• **EXERCISE REQUIREMENTS**: Below are some records; copy each line in them that contains "value".

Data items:
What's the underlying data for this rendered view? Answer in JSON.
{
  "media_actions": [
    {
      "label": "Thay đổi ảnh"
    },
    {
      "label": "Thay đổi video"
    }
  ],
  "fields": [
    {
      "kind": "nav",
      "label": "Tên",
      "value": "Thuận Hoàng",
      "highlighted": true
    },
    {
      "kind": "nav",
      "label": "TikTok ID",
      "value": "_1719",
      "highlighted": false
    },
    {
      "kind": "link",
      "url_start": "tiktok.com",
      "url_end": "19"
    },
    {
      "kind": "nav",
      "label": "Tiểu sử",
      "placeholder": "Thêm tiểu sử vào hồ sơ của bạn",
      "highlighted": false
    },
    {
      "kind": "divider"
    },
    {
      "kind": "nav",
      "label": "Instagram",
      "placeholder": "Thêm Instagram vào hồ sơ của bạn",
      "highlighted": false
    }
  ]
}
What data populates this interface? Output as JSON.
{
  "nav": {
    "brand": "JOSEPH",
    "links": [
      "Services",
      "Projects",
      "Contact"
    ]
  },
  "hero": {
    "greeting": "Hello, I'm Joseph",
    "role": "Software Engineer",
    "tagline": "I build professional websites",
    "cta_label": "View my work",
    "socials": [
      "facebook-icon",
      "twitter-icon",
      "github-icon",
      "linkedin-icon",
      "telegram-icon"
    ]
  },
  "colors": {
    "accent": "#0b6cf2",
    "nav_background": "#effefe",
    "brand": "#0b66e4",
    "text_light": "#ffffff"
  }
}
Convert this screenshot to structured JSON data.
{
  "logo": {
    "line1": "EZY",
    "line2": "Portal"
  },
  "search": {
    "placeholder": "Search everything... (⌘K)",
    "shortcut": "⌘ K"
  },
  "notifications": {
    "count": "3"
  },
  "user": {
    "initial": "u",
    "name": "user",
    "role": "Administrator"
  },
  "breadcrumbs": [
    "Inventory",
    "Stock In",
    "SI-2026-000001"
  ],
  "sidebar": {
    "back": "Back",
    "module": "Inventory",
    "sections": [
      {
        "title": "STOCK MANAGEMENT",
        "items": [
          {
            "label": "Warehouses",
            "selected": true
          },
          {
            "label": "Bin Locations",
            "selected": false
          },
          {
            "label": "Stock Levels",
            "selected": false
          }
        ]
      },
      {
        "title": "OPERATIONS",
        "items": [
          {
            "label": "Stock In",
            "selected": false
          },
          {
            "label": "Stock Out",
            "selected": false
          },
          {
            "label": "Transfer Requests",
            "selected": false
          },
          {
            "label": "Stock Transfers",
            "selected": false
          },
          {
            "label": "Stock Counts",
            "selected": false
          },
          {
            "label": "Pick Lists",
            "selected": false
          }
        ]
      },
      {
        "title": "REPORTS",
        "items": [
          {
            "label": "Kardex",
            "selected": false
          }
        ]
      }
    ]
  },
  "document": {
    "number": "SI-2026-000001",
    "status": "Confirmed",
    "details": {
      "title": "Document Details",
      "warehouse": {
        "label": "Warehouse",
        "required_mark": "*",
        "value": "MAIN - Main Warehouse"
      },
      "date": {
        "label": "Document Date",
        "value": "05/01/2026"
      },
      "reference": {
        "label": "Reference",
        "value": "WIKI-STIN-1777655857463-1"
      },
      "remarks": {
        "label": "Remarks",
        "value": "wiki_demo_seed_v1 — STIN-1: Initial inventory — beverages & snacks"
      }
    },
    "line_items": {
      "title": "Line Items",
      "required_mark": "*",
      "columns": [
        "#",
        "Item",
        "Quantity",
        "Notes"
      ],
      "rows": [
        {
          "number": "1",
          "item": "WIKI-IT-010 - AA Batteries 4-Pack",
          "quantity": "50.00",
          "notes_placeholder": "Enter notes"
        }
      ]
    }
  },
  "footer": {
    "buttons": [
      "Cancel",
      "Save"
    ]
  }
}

• **RESPONSE TO THIS TASK**:
      "value": "Thuận Hoàng",
      "value": "_1719",
        "value": "MAIN - Main Warehouse"
        "value": "05/01/2026"
        "value": "WIKI-STIN-1777655857463-1"
        "value": "wiki_demo_seed_v1 — STIN-1: Initial inventory — beverages & snacks"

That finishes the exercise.